Oh, it's so hard being a genius. You struggle to make art, pouring your soul onto canvas after canvas, accumulate enough to mount a show and idiots, IDIOTS! come and snicker at your work.

In "Wolf at the Door," the genius is Paul Gauguin, played here by Donald Sutherland, and perhaps the only thing tougher than being one is watching one. It's 1893 and Gauguin has returned to Paris from Tahiti with a load of paintings, the profits from which will enable him to return to the South Seas and live prosperously. His show, however, is a bust: Only Degas, who walks in and quickly buys a canvas, appreciates what he's doing, telling Gauguin that he paints like a wolf.

Left virtually penniless, Gauguin is stranded in Paris, which, compared with his island paradise with his 13-year-old wife, is demoralizingly overcivilized and barren.

For that matter, so is the movie. It doesn't tell us anything we didn't know about Gauguin from Anthony Quinn's performance in "Lust for Life." The emphasis in both films actually is that, unlike most great artists, Gauguin was a manly man. He liked to brawl and drink and knock over furniture. Also, women of all ages seemed to throw themselves at the guy. And so, what the movie becomes is a celebration not of his art, but of his potency.
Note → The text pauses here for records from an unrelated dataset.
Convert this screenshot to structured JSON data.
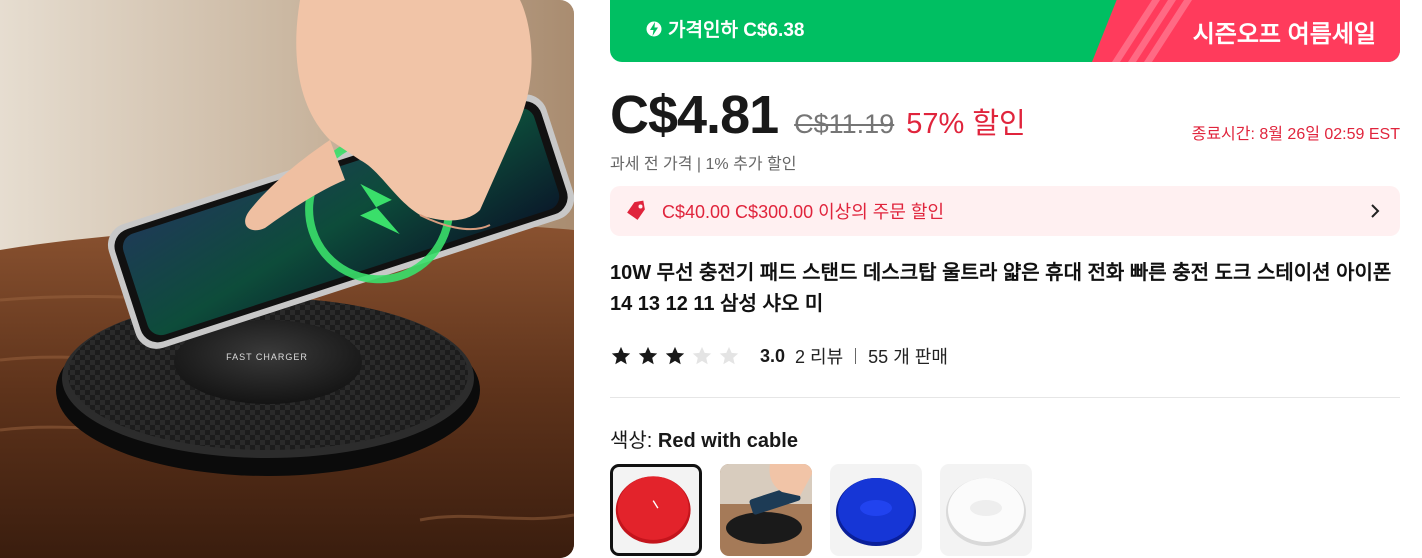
{
  "banner": {
    "price_drop": "가격인하 C$6.38",
    "sale_name": "시즌오프 여름세일",
    "icons": {
      "drop": "lightning-bolt-icon"
    },
    "colors": {
      "green": "#00bf62",
      "pink": "#ff3b5c"
    }
  },
  "pricing": {
    "current": "C$4.81",
    "original": "C$11.19",
    "discount": "57% 할인",
    "end_time": "종료시간: 8월 26일 02:59 EST",
    "tax_note": "과세 전 가격 | 1% 추가 할인",
    "accent_color": "#e0243c"
  },
  "coupon": {
    "text": "C$40.00 C$300.00 이상의 주문 할인",
    "icons": {
      "tag": "price-tag-icon",
      "more": "chevron-right-icon"
    }
  },
  "product": {
    "title": "10W 무선 충전기 패드 스탠드 데스크탑 울트라 얇은 휴대 전화 빠른 충전 도크 스테이션 아이폰 14 13 12 11 삼성 샤오 미",
    "rating_value": 3,
    "rating_max": 5,
    "rating": "3.0",
    "reviews": "2 리뷰",
    "sold": "55 개 판매",
    "image_text": "FAST CHARGER"
  },
  "color": {
    "label": "색상: ",
    "selected": "Red with cable",
    "options": [
      {
        "name": "red",
        "selected": true
      },
      {
        "name": "photo",
        "selected": false
      },
      {
        "name": "blue",
        "selected": false
      },
      {
        "name": "white",
        "selected": false
      }
    ]
  }
}
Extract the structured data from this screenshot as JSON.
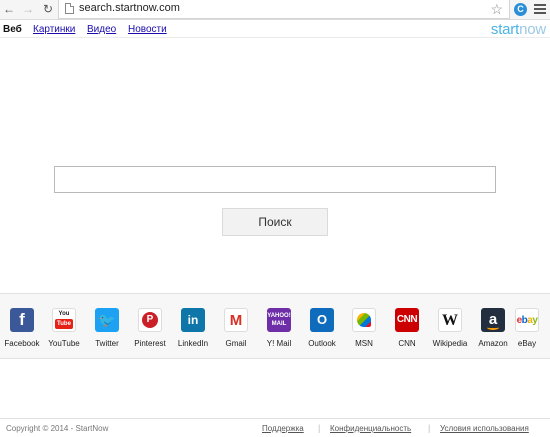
{
  "browser": {
    "url": "search.startnow.com",
    "back_icon": "arrow-left-icon",
    "forward_icon": "arrow-right-icon",
    "reload_icon": "reload-icon",
    "bookmark_icon": "star-icon",
    "extension_icon": "extension-icon",
    "menu_icon": "menu-icon",
    "extension_glyph": "C"
  },
  "nav": {
    "items": [
      {
        "label": "Веб",
        "active": true
      },
      {
        "label": "Картинки",
        "active": false
      },
      {
        "label": "Видео",
        "active": false
      },
      {
        "label": "Новости",
        "active": false
      }
    ],
    "logo_start": "start",
    "logo_now": "now"
  },
  "search": {
    "value": "",
    "button_label": "Поиск"
  },
  "quick_links": [
    {
      "label": "Facebook",
      "icon": "facebook-icon",
      "glyph": "f",
      "color": "#3b5998"
    },
    {
      "label": "YouTube",
      "icon": "youtube-icon",
      "glyph_top": "You",
      "glyph_bottom": "Tube",
      "color": "#e62117"
    },
    {
      "label": "Twitter",
      "icon": "twitter-icon",
      "glyph": "🐦",
      "color": "#1da1f2"
    },
    {
      "label": "Pinterest",
      "icon": "pinterest-icon",
      "glyph": "P",
      "color": "#cb2027"
    },
    {
      "label": "LinkedIn",
      "icon": "linkedin-icon",
      "glyph": "in",
      "color": "#0e76a8"
    },
    {
      "label": "Gmail",
      "icon": "gmail-icon",
      "glyph": "M",
      "color": "#d93025"
    },
    {
      "label": "Y! Mail",
      "icon": "yahoo-mail-icon",
      "glyph_top": "YAHOO!",
      "glyph_bottom": "MAIL",
      "color": "#6e2ea8"
    },
    {
      "label": "Outlook",
      "icon": "outlook-icon",
      "glyph": "O",
      "color": "#0f6cbd"
    },
    {
      "label": "MSN",
      "icon": "msn-icon",
      "color": "#0078d7"
    },
    {
      "label": "CNN",
      "icon": "cnn-icon",
      "glyph": "CNN",
      "color": "#cc0000"
    },
    {
      "label": "Wikipedia",
      "icon": "wikipedia-icon",
      "glyph": "W",
      "color": "#111111"
    },
    {
      "label": "Amazon",
      "icon": "amazon-icon",
      "glyph": "a",
      "color": "#232f3e"
    },
    {
      "label": "eBay",
      "icon": "ebay-icon",
      "glyph": [
        "e",
        "b",
        "a",
        "y"
      ],
      "color": "#e53238"
    }
  ],
  "footer": {
    "copyright": "Copyright © 2014 - StartNow",
    "links": [
      "Поддержка",
      "Конфиденциальность",
      "Условия использования"
    ]
  },
  "colors": {
    "link": "#1a0dab",
    "logo": "#4cb3e6",
    "quickbar_bg": "#f7f7f7"
  }
}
The Danish director Henning Carlsen has put this film together as a tribute to the artist, but he doesn't seem to have been able to capture why the man, or his work, was remarkable. And because Carlsen and his screenwriter, Christopher Hampton, can't get inside the man, we're left with the impression that they like him because he was a bohemian, because he carried around a monkey on his shoulders or wore purple suits and eschewed conventional morality.
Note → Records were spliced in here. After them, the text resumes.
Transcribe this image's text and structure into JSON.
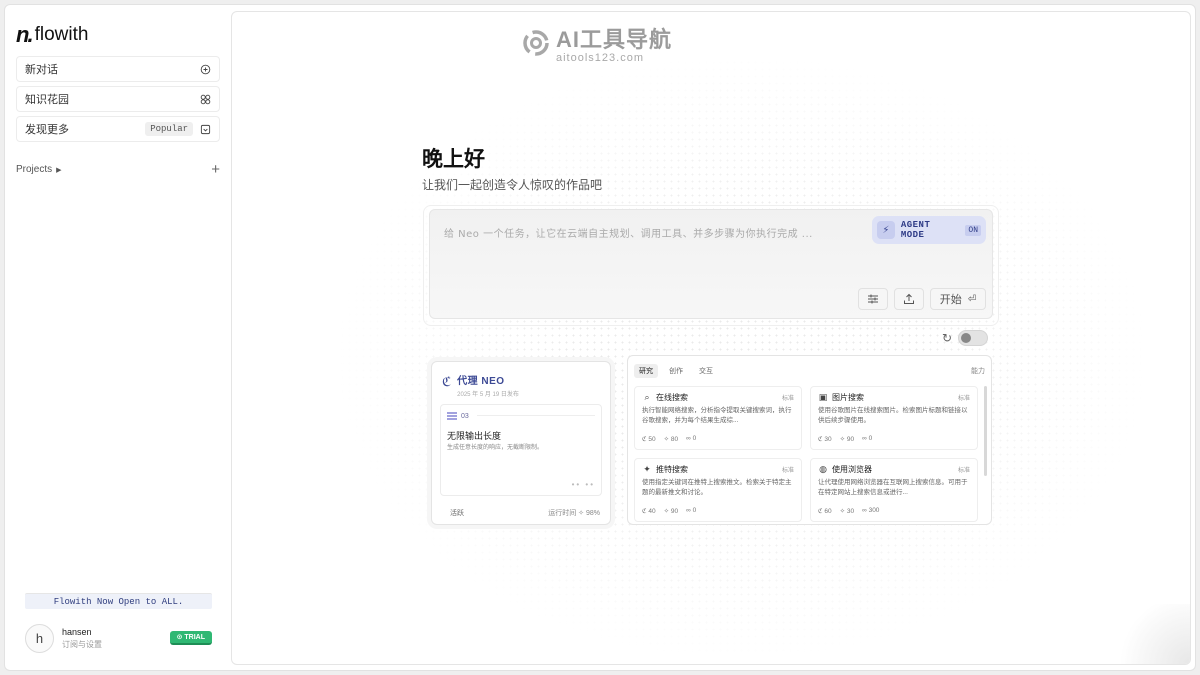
{
  "app": {
    "logo_mark": "n.",
    "logo_text": "flowith"
  },
  "sidebar": {
    "items": [
      {
        "label": "新对话",
        "icon": "new-chat-icon"
      },
      {
        "label": "知识花园",
        "icon": "garden-icon"
      },
      {
        "label": "发现更多",
        "icon": "discover-icon",
        "badge": "Popular"
      }
    ],
    "projects_label": "Projects",
    "announcement": "Flowith Now Open to ALL.",
    "user": {
      "initial": "h",
      "name": "hansen",
      "subtitle": "订阅与设置",
      "badge": "TRIAL"
    }
  },
  "watermark": {
    "title": "AI工具导航",
    "subtitle": "aitools123.com"
  },
  "main": {
    "greeting": "晚上好",
    "subtitle": "让我们一起创造令人惊叹的作品吧",
    "composer": {
      "placeholder": "给 Neo 一个任务，让它在云端自主规划、调用工具、并多步骤为你执行完成 ...",
      "agent_mode_label": "AGENT MODE",
      "agent_mode_state": "ON",
      "start_label": "开始"
    },
    "agent_card": {
      "title": "代理 NEO",
      "date": "2025 年 5 月 19 日发布",
      "item_number": "03",
      "item_title": "无限输出长度",
      "item_desc": "生成任意长度的响应，无截断限制。",
      "status": "活跃",
      "runtime_label": "运行时间",
      "runtime_value": "98%"
    },
    "tools": {
      "tabs": [
        "研究",
        "创作",
        "交互"
      ],
      "capability_label": "能力",
      "cards": [
        {
          "name": "在线搜索",
          "tag": "标准",
          "icon": "search-icon",
          "desc": "执行智能网络搜索，分析指令提取关键搜索词，执行谷歌搜索，并为每个结果生成综...",
          "s1": "50",
          "s2": "80",
          "s3": "0"
        },
        {
          "name": "图片搜索",
          "tag": "标准",
          "icon": "image-icon",
          "desc": "使用谷歌图片在线搜索图片。检索图片标题和链接以供后续步骤使用。",
          "s1": "30",
          "s2": "90",
          "s3": "0"
        },
        {
          "name": "推特搜索",
          "tag": "标准",
          "icon": "twitter-icon",
          "desc": "使用指定关键词在推特上搜索推文。检索关于特定主题的最新推文和讨论。",
          "s1": "40",
          "s2": "90",
          "s3": "0"
        },
        {
          "name": "使用浏览器",
          "tag": "标准",
          "icon": "globe-icon",
          "desc": "让代理使用网络浏览器在互联网上搜索信息。可用于在特定网站上搜索信息或进行...",
          "s1": "60",
          "s2": "30",
          "s3": "300"
        }
      ]
    }
  }
}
With this attitude toward their hero, you'd think that the filmmakers might have made a livelier film. But there aren't many memorable moments. The high point of the film, for me, was when Max von Sydow showed up as August Strindberg, wearing a hilariously pained expression and the most wonderful wig I've ever seen. (It looked a little like he had a Persian kitty sitting on his head.) Von Sydow is actually sort of fun in the movie; he plays Strindberg as if all his marbles had just rolled down a hole.

On the other hand, Sutherland's performance is imperious and grand and totally lifeless. Donald Sutherland has become a monumentally inauthentic actor; he can't even answer the door convincingly. And here, he never plays the man -- he plays the genius.

Wolf at the Door, at the Key, is unrated and contains some mildly suggestive material and nudity.